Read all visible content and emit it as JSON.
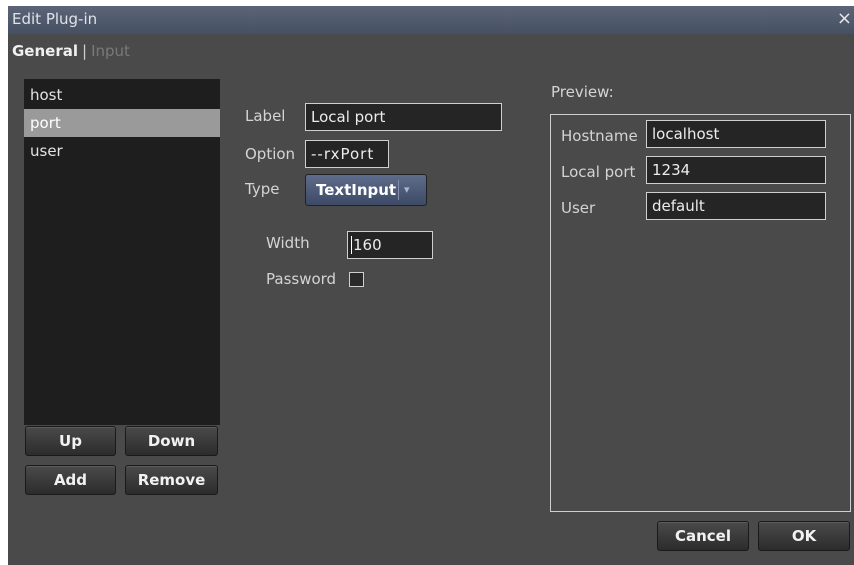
{
  "window": {
    "title": "Edit Plug-in",
    "close_symbol": "×"
  },
  "tabs": {
    "general": "General",
    "separator": "|",
    "input": "Input"
  },
  "param_list": {
    "items": [
      {
        "label": "host",
        "selected": false
      },
      {
        "label": "port",
        "selected": true
      },
      {
        "label": "user",
        "selected": false
      }
    ]
  },
  "list_buttons": {
    "up": "Up",
    "down": "Down",
    "add": "Add",
    "remove": "Remove"
  },
  "editor": {
    "label_caption": "Label",
    "label_value": "Local port",
    "option_caption": "Option",
    "option_value": "--rxPort",
    "type_caption": "Type",
    "type_value": "TextInput",
    "width_caption": "Width",
    "width_value": "160",
    "password_caption": "Password",
    "password_checked": false
  },
  "preview": {
    "caption": "Preview:",
    "rows": [
      {
        "label": "Hostname",
        "value": "localhost"
      },
      {
        "label": "Local port",
        "value": "1234"
      },
      {
        "label": "User",
        "value": "default"
      }
    ]
  },
  "footer": {
    "cancel": "Cancel",
    "ok": "OK"
  },
  "colors": {
    "window_bg": "#4a4a4a",
    "titlebar": "#465063",
    "selected_item": "#9a9a9a",
    "dropdown": "#3d4a66"
  }
}
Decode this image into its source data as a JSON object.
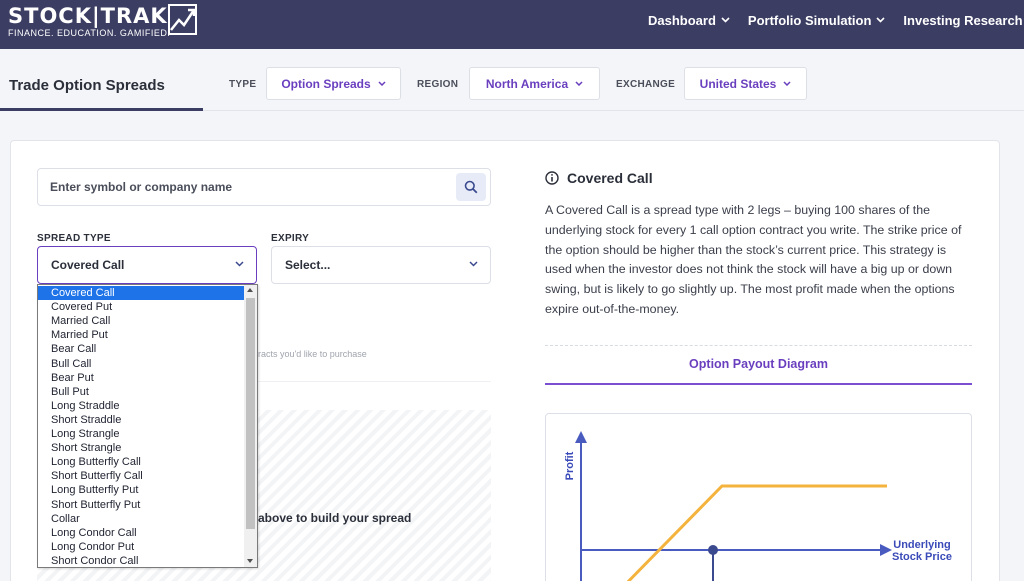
{
  "brand": {
    "name": "STOCK|TRAK",
    "tagline": "FINANCE. EDUCATION. GAMIFIED."
  },
  "nav": {
    "items": [
      {
        "label": "Dashboard"
      },
      {
        "label": "Portfolio Simulation"
      },
      {
        "label": "Investing Research"
      }
    ]
  },
  "subheader": {
    "page_title": "Trade Option Spreads",
    "filters": {
      "type": {
        "label": "TYPE",
        "value": "Option Spreads"
      },
      "region": {
        "label": "REGION",
        "value": "North America"
      },
      "exchange": {
        "label": "EXCHANGE",
        "value": "United States"
      }
    }
  },
  "form": {
    "search_placeholder": "Enter symbol or company name",
    "spread_type": {
      "label": "SPREAD TYPE",
      "value": "Covered Call",
      "options": [
        "Covered Call",
        "Covered Put",
        "Married Call",
        "Married Put",
        "Bear Call",
        "Bull Call",
        "Bear Put",
        "Bull Put",
        "Long Straddle",
        "Short Straddle",
        "Long Strangle",
        "Short Strangle",
        "Long Butterfly Call",
        "Short Butterfly Call",
        "Long Butterfly Put",
        "Short Butterfly Put",
        "Collar",
        "Long Condor Call",
        "Long Condor Put",
        "Short Condor Call"
      ],
      "selected_index": 0
    },
    "expiry": {
      "label": "EXPIRY",
      "value": "Select..."
    },
    "hint_fragment": "racts you'd like to purchase",
    "build_fragment": "above to build your spread"
  },
  "info": {
    "title": "Covered Call",
    "description": "A Covered Call is a spread type with 2 legs – buying 100 shares of the underlying stock for every 1 call option contract you write. The strike price of the option should be higher than the stock’s current price. This strategy is used when the investor does not think the stock will have a big up or down swing, but is likely to go slightly up. The most profit made when the options expire out-of-the-money.",
    "diagram_tab": "Option Payout Diagram",
    "diagram": {
      "y_label": "Profit",
      "x_label_line1": "Underlying",
      "x_label_line2": "Stock Price"
    }
  },
  "colors": {
    "nav_bg": "#3b3d63",
    "accent_purple": "#6a3fbf",
    "select_highlight": "#1e73e8",
    "payout_line": "#f3b33d",
    "axis_color": "#4a5bbf"
  }
}
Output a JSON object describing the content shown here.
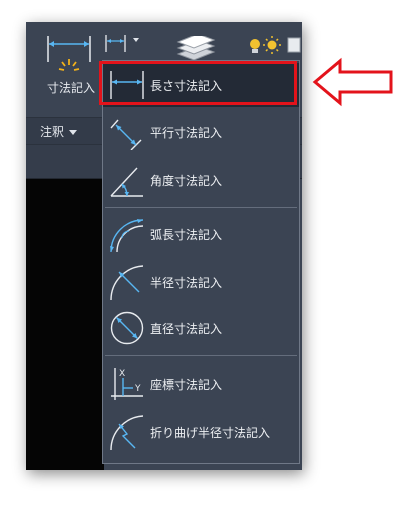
{
  "ribbon": {
    "dimension_button_label": "寸法記入",
    "annotation_panel_label": "注釈"
  },
  "dimension_menu": {
    "items": [
      {
        "label": "長さ寸法記入",
        "icon": "linear-dimension-icon",
        "selected": true
      },
      {
        "label": "平行寸法記入",
        "icon": "aligned-dimension-icon"
      },
      {
        "label": "角度寸法記入",
        "icon": "angular-dimension-icon"
      },
      {
        "label": "弧長寸法記入",
        "icon": "arc-length-dimension-icon"
      },
      {
        "label": "半径寸法記入",
        "icon": "radius-dimension-icon"
      },
      {
        "label": "直径寸法記入",
        "icon": "diameter-dimension-icon"
      },
      {
        "label": "座標寸法記入",
        "icon": "ordinate-dimension-icon"
      },
      {
        "label": "折り曲げ半径寸法記入",
        "icon": "jogged-radius-dimension-icon"
      }
    ]
  },
  "colors": {
    "panel_bg": "#3b4453",
    "selected_row_bg": "#232a36",
    "icon_blue": "#58b6f2",
    "icon_white": "#e8ebef",
    "highlight_red": "#e3131b"
  }
}
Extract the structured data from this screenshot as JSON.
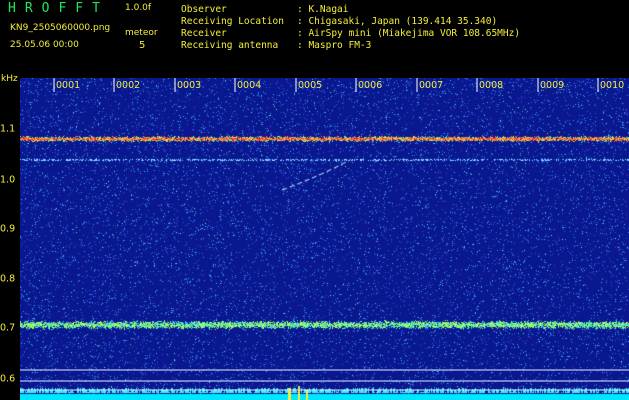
{
  "header": {
    "app_title": "HROFFT",
    "version": "1.0.0f",
    "filename": "KN9_2505060000.png",
    "timestamp": "25.05.06 00:00",
    "mode_label": "meteor",
    "mode_value": "5"
  },
  "info": {
    "observer_label": "Observer",
    "observer_value": ": K.Nagai",
    "location_label": "Receiving Location",
    "location_value": ": Chigasaki, Japan (139.414 35.340)",
    "receiver_label": "Receiver",
    "receiver_value": ": AirSpy mini (Miakejima VOR 108.65MHz)",
    "antenna_label": "Receiving antenna",
    "antenna_value": ": Maspro FM-3"
  },
  "axis": {
    "unit": "kHz",
    "y_ticks": [
      "1.1",
      "1.0",
      "0.9",
      "0.8",
      "0.7",
      "0.6"
    ],
    "x_ticks": [
      "0001",
      "0002",
      "0003",
      "0004",
      "0005",
      "0006",
      "0007",
      "0008",
      "0009",
      "0010"
    ]
  },
  "colors": {
    "background": "#000000",
    "plot_background": "#0a1890",
    "label_yellow": "#f4ef3a",
    "title_green": "#1ee85a",
    "noise_cyan": "#00e6ff"
  }
}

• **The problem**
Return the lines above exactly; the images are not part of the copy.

• **Task solution**
Read all visible content and emit it as JSON.
{
  "window": {
    "title": "Edit Plug-in",
    "close_symbol": "×"
  },
  "tabs": {
    "general": "General",
    "separator": "|",
    "input": "Input"
  },
  "param_list": {
    "items": [
      {
        "label": "host",
        "selected": false
      },
      {
        "label": "port",
        "selected": true
      },
      {
        "label": "user",
        "selected": false
      }
    ]
  },
  "list_buttons": {
    "up": "Up",
    "down": "Down",
    "add": "Add",
    "remove": "Remove"
  },
  "editor": {
    "label_caption": "Label",
    "label_value": "Local port",
    "option_caption": "Option",
    "option_value": "--rxPort",
    "type_caption": "Type",
    "type_value": "TextInput",
    "width_caption": "Width",
    "width_value": "160",
    "password_caption": "Password",
    "password_checked": false
  },
  "preview": {
    "caption": "Preview:",
    "rows": [
      {
        "label": "Hostname",
        "value": "localhost"
      },
      {
        "label": "Local port",
        "value": "1234"
      },
      {
        "label": "User",
        "value": "default"
      }
    ]
  },
  "footer": {
    "cancel": "Cancel",
    "ok": "OK"
  },
  "colors": {
    "window_bg": "#4a4a4a",
    "titlebar": "#465063",
    "selected_item": "#9a9a9a",
    "dropdown": "#3d4a66"
  }
}
Decode this image into its source data as a JSON object.
{
  "brand": {
    "name": "STOCK|TRAK",
    "tagline": "FINANCE. EDUCATION. GAMIFIED."
  },
  "nav": {
    "items": [
      {
        "label": "Dashboard"
      },
      {
        "label": "Portfolio Simulation"
      },
      {
        "label": "Investing Research"
      }
    ]
  },
  "subheader": {
    "page_title": "Trade Option Spreads",
    "filters": {
      "type": {
        "label": "TYPE",
        "value": "Option Spreads"
      },
      "region": {
        "label": "REGION",
        "value": "North America"
      },
      "exchange": {
        "label": "EXCHANGE",
        "value": "United States"
      }
    }
  },
  "form": {
    "search_placeholder": "Enter symbol or company name",
    "spread_type": {
      "label": "SPREAD TYPE",
      "value": "Covered Call",
      "options": [
        "Covered Call",
        "Covered Put",
        "Married Call",
        "Married Put",
        "Bear Call",
        "Bull Call",
        "Bear Put",
        "Bull Put",
        "Long Straddle",
        "Short Straddle",
        "Long Strangle",
        "Short Strangle",
        "Long Butterfly Call",
        "Short Butterfly Call",
        "Long Butterfly Put",
        "Short Butterfly Put",
        "Collar",
        "Long Condor Call",
        "Long Condor Put",
        "Short Condor Call"
      ],
      "selected_index": 0
    },
    "expiry": {
      "label": "EXPIRY",
      "value": "Select..."
    },
    "hint_fragment": "racts you'd like to purchase",
    "build_fragment": "above to build your spread"
  },
  "info": {
    "title": "Covered Call",
    "description": "A Covered Call is a spread type with 2 legs – buying 100 shares of the underlying stock for every 1 call option contract you write. The strike price of the option should be higher than the stock’s current price. This strategy is used when the investor does not think the stock will have a big up or down swing, but is likely to go slightly up. The most profit made when the options expire out-of-the-money.",
    "diagram_tab": "Option Payout Diagram",
    "diagram": {
      "y_label": "Profit",
      "x_label_line1": "Underlying",
      "x_label_line2": "Stock Price"
    }
  },
  "colors": {
    "nav_bg": "#3b3d63",
    "accent_purple": "#6a3fbf",
    "select_highlight": "#1e73e8",
    "payout_line": "#f3b33d",
    "axis_color": "#4a5bbf"
  }
}
Output a JSON object describing the content shown here.
{
  "ribbon": {
    "dimension_button_label": "寸法記入",
    "annotation_panel_label": "注釈"
  },
  "dimension_menu": {
    "items": [
      {
        "label": "長さ寸法記入",
        "icon": "linear-dimension-icon",
        "selected": true
      },
      {
        "label": "平行寸法記入",
        "icon": "aligned-dimension-icon"
      },
      {
        "label": "角度寸法記入",
        "icon": "angular-dimension-icon"
      },
      {
        "label": "弧長寸法記入",
        "icon": "arc-length-dimension-icon"
      },
      {
        "label": "半径寸法記入",
        "icon": "radius-dimension-icon"
      },
      {
        "label": "直径寸法記入",
        "icon": "diameter-dimension-icon"
      },
      {
        "label": "座標寸法記入",
        "icon": "ordinate-dimension-icon"
      },
      {
        "label": "折り曲げ半径寸法記入",
        "icon": "jogged-radius-dimension-icon"
      }
    ]
  },
  "colors": {
    "panel_bg": "#3b4453",
    "selected_row_bg": "#232a36",
    "icon_blue": "#58b6f2",
    "icon_white": "#e8ebef",
    "highlight_red": "#e3131b"
  }
}
Extract the structured data from this screenshot as JSON.
{
  "header": {
    "app_title": "HROFFT",
    "version": "1.0.0f",
    "filename": "KN9_2505060000.png",
    "timestamp": "25.05.06 00:00",
    "mode_label": "meteor",
    "mode_value": "5"
  },
  "info": {
    "observer_label": "Observer",
    "observer_value": ": K.Nagai",
    "location_label": "Receiving Location",
    "location_value": ": Chigasaki, Japan (139.414 35.340)",
    "receiver_label": "Receiver",
    "receiver_value": ": AirSpy mini (Miakejima VOR 108.65MHz)",
    "antenna_label": "Receiving antenna",
    "antenna_value": ": Maspro FM-3"
  },
  "axis": {
    "unit": "kHz",
    "y_ticks": [
      "1.1",
      "1.0",
      "0.9",
      "0.8",
      "0.7",
      "0.6"
    ],
    "x_ticks": [
      "0001",
      "0002",
      "0003",
      "0004",
      "0005",
      "0006",
      "0007",
      "0008",
      "0009",
      "0010"
    ]
  },
  "colors": {
    "background": "#000000",
    "plot_background": "#0a1890",
    "label_yellow": "#f4ef3a",
    "title_green": "#1ee85a",
    "noise_cyan": "#00e6ff"
  }
}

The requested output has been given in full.